Red Sox starter Clay Buchholz will not begin his rehab as originally scheduled, according to Tim Britton. Buchholz has been dealing with bursitis in his right shoulder and hasn’t pitched since June 8.
More from Britton’s column:
The plan now is for Buchholz to throw a bullpen session Sunday, possibly another on Tuesday in New York at the All-Star Game and then to return to Boston for a simulated game toward the end of next week. If all that goes well, then Buchholz would go out for a single rehab start, after which he could come back to the Red Sox rotation.
“It’s a little bit different than we had kind of put together initially,” manager John Farrell said. “The most important thing is there’s no issues shoulder-wise, any kind of discomfort. He’s just in basically that reconditioning phase, getting back closer to game shape.”
Buchholz was an early frontrunner in the AL Cy Young award conversation, posting a 1.71 ERA with a 9-0 record over 12 starts, and a career high strikeout rate of 25 percent. Britton suggests that the delay may create an incentive for the Red Sox to add a starter before the July 31 trade deadline.
The Oakland Athletics have activated DH Billy Butler from the 7-day concussion disabled list.
Butler, you’ll recall, suffered a concussion last weekend in a clubhouse fight with teammate Danny Valencia. The two have since apologized to each other and to the A’s organization for creating what would, if everyone’s being honest, serve as the dramatic peak of the A’s disappointing year.
Speaking of disappointing, Butler is hitting.286/.338/.419 with four homers and 30 RBI in 228 plate appearances this season.
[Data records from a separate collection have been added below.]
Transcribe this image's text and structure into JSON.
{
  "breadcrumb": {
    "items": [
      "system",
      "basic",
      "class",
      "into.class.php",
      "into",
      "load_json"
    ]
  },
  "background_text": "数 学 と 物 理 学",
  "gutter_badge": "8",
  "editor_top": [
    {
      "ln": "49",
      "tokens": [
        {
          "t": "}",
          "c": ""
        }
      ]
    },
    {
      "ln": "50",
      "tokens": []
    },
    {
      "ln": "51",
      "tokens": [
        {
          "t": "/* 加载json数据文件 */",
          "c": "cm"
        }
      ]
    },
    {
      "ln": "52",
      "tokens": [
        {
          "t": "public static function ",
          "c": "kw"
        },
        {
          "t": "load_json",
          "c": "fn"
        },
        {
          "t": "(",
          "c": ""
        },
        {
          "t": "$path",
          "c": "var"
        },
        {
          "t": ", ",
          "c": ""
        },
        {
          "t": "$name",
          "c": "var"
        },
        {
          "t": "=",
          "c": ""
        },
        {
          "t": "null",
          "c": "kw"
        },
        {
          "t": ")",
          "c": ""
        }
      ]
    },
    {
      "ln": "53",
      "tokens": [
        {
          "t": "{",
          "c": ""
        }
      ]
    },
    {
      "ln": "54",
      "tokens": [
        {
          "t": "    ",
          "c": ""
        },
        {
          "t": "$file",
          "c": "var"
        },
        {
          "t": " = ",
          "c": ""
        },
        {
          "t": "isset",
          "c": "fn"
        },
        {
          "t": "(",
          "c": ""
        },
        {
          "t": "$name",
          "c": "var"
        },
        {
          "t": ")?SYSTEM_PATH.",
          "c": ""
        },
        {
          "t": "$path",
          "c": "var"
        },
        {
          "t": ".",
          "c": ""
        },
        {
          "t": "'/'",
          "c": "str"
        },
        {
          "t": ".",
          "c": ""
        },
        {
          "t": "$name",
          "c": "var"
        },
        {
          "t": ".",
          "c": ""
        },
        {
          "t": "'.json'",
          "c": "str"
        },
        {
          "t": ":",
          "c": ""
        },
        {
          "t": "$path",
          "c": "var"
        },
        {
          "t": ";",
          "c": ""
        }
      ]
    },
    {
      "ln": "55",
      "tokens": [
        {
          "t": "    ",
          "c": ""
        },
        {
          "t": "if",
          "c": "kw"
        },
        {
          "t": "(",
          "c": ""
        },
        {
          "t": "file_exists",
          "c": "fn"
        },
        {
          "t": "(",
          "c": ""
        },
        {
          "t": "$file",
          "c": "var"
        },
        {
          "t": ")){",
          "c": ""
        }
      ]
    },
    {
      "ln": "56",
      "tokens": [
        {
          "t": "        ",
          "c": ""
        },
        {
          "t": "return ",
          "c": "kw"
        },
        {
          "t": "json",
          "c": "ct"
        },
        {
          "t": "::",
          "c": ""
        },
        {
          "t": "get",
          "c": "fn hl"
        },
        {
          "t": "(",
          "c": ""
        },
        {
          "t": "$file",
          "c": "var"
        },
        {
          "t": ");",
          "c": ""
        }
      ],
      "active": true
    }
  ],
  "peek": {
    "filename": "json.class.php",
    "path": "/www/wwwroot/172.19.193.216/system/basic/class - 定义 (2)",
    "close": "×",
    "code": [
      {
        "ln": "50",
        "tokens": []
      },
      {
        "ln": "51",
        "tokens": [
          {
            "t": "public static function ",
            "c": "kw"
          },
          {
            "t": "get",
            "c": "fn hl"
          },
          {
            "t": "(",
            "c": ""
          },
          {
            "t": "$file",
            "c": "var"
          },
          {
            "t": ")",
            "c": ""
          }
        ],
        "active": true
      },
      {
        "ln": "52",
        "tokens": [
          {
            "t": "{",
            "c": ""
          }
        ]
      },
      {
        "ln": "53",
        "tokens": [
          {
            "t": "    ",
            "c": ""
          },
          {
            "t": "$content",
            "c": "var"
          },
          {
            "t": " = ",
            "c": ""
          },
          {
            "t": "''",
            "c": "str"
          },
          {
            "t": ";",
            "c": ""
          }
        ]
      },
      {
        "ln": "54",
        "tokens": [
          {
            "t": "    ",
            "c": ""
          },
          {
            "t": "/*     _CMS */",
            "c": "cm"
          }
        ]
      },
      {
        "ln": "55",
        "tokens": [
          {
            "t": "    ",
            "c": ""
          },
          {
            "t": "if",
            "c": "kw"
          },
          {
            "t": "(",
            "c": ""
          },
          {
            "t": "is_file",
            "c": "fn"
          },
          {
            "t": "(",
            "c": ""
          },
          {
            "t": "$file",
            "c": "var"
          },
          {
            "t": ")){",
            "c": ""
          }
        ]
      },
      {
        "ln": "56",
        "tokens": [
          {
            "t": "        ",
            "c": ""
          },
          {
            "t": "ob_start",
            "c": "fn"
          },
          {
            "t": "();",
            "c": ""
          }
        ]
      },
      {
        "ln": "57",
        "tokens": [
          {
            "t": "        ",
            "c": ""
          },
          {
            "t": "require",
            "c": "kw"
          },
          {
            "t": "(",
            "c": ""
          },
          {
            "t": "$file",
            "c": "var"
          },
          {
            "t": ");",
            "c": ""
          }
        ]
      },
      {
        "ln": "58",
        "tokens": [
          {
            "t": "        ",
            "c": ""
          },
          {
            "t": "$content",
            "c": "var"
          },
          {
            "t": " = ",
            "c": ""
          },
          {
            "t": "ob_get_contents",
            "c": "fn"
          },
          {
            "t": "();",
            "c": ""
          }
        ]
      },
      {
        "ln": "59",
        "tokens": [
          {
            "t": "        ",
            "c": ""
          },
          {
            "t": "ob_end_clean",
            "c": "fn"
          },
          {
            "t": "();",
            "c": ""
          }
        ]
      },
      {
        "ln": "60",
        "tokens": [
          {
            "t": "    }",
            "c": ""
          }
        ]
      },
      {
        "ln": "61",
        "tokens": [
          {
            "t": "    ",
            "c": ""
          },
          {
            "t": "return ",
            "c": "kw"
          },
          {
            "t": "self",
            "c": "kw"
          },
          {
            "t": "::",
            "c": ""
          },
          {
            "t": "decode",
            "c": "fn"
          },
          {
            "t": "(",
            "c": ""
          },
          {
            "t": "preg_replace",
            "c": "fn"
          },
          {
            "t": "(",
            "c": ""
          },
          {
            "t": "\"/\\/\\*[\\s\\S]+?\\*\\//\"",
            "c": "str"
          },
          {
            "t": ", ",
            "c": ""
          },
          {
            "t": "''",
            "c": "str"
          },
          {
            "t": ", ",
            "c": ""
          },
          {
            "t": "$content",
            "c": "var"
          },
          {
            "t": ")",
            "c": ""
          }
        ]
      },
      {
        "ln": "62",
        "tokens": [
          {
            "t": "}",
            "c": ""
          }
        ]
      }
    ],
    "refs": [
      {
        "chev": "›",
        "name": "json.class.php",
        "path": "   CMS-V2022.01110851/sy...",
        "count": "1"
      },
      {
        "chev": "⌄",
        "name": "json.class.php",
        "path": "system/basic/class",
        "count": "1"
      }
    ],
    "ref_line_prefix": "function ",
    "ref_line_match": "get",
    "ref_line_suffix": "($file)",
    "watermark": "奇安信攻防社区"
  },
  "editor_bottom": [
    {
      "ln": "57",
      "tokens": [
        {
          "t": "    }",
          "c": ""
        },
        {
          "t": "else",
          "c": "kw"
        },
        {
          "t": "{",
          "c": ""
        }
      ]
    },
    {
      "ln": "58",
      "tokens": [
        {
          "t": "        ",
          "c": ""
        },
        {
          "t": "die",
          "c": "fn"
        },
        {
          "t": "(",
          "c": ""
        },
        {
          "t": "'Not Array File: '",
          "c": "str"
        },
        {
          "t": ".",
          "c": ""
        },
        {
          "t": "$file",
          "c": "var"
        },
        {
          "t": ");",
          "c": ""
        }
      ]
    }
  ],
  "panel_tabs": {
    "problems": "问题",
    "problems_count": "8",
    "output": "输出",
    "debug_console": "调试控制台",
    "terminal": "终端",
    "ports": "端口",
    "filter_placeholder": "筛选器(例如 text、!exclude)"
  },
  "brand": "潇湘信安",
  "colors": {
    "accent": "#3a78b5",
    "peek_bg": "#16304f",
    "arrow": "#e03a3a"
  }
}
FOX Sports’ Jon Morosi reports that Tim Tebow’s baseball workout, which will take place tomorrow in Los Angeles, will be attended by scouts from “roughly half” of the 30 major league teams. Morosi noted in a later tweet that a lot of the people going to see the workout are people “with influence.” That could mean that people are taking him seriously. It could mean that people want to gawk. The proof will ultimately be in the pudding.
As we’ve noted, Tebow is 29 and he asn’t played competitive baseball since high school. While some people who have watched him work out have said complimentary things about his preparation and approach, an anonymous scout told ESPN.com last week that Tebow’s swing is so long it might “take out the front row.”
Color us skeptical until someone who works for a club, as opposed to people who have been invited to coach him, pitch to him or work out with him, says that Tebow has a chance.